━━━━━ Given records

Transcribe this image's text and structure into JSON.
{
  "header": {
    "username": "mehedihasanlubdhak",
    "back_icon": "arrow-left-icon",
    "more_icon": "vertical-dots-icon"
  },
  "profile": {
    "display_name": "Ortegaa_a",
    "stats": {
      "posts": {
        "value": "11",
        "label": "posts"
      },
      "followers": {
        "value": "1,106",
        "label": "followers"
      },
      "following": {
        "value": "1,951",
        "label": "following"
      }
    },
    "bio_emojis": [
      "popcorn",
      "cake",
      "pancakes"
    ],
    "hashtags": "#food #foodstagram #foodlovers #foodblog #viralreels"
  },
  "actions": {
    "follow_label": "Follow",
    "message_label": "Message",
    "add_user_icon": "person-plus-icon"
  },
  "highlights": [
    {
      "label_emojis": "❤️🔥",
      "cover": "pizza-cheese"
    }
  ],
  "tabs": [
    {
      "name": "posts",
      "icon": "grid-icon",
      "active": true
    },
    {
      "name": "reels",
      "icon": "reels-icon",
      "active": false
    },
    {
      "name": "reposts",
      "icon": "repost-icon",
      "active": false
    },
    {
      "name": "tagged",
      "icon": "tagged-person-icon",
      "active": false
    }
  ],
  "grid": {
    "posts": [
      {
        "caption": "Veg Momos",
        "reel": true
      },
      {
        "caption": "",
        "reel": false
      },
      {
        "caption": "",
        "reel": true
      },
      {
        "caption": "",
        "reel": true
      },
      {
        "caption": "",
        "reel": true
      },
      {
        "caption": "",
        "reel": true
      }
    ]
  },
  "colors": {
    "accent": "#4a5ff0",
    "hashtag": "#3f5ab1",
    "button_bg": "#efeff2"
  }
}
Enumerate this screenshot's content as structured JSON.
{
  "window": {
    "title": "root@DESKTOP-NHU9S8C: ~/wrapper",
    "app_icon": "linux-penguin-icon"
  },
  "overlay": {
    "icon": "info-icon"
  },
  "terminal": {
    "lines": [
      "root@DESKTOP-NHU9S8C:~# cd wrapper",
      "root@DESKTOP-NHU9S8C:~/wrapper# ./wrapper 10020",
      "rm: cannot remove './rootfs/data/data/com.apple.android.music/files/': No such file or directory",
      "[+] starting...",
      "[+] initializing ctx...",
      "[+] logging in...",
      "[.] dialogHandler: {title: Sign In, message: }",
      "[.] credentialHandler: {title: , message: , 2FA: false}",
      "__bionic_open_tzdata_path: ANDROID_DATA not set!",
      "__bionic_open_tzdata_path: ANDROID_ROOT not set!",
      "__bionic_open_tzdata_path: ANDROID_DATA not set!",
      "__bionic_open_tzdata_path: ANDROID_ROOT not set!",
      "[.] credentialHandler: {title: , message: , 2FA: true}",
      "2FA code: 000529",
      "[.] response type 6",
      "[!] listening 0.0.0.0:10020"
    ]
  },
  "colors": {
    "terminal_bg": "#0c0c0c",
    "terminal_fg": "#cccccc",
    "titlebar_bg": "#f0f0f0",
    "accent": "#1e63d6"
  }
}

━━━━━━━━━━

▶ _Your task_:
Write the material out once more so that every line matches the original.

▶ _Problem solution_:
Transcribe this image's text and structure into JSON.
{
  "header": {
    "username": "mehedihasanlubdhak",
    "back_icon": "arrow-left-icon",
    "more_icon": "vertical-dots-icon"
  },
  "profile": {
    "display_name": "Ortegaa_a",
    "stats": {
      "posts": {
        "value": "11",
        "label": "posts"
      },
      "followers": {
        "value": "1,106",
        "label": "followers"
      },
      "following": {
        "value": "1,951",
        "label": "following"
      }
    },
    "bio_emojis": [
      "popcorn",
      "cake",
      "pancakes"
    ],
    "hashtags": "#food #foodstagram #foodlovers #foodblog #viralreels"
  },
  "actions": {
    "follow_label": "Follow",
    "message_label": "Message",
    "add_user_icon": "person-plus-icon"
  },
  "highlights": [
    {
      "label_emojis": "❤️🔥",
      "cover": "pizza-cheese"
    }
  ],
  "tabs": [
    {
      "name": "posts",
      "icon": "grid-icon",
      "active": true
    },
    {
      "name": "reels",
      "icon": "reels-icon",
      "active": false
    },
    {
      "name": "reposts",
      "icon": "repost-icon",
      "active": false
    },
    {
      "name": "tagged",
      "icon": "tagged-person-icon",
      "active": false
    }
  ],
  "grid": {
    "posts": [
      {
        "caption": "Veg Momos",
        "reel": true
      },
      {
        "caption": "",
        "reel": false
      },
      {
        "caption": "",
        "reel": true
      },
      {
        "caption": "",
        "reel": true
      },
      {
        "caption": "",
        "reel": true
      },
      {
        "caption": "",
        "reel": true
      }
    ]
  },
  "colors": {
    "accent": "#4a5ff0",
    "hashtag": "#3f5ab1",
    "button_bg": "#efeff2"
  }
}
Enumerate this screenshot's content as structured JSON.
{
  "window": {
    "title": "root@DESKTOP-NHU9S8C: ~/wrapper",
    "app_icon": "linux-penguin-icon"
  },
  "overlay": {
    "icon": "info-icon"
  },
  "terminal": {
    "lines": [
      "root@DESKTOP-NHU9S8C:~# cd wrapper",
      "root@DESKTOP-NHU9S8C:~/wrapper# ./wrapper 10020",
      "rm: cannot remove './rootfs/data/data/com.apple.android.music/files/': No such file or directory",
      "[+] starting...",
      "[+] initializing ctx...",
      "[+] logging in...",
      "[.] dialogHandler: {title: Sign In, message: }",
      "[.] credentialHandler: {title: , message: , 2FA: false}",
      "__bionic_open_tzdata_path: ANDROID_DATA not set!",
      "__bionic_open_tzdata_path: ANDROID_ROOT not set!",
      "__bionic_open_tzdata_path: ANDROID_DATA not set!",
      "__bionic_open_tzdata_path: ANDROID_ROOT not set!",
      "[.] credentialHandler: {title: , message: , 2FA: true}",
      "2FA code: 000529",
      "[.] response type 6",
      "[!] listening 0.0.0.0:10020"
    ]
  },
  "colors": {
    "terminal_bg": "#0c0c0c",
    "terminal_fg": "#cccccc",
    "titlebar_bg": "#f0f0f0",
    "accent": "#1e63d6"
  }
}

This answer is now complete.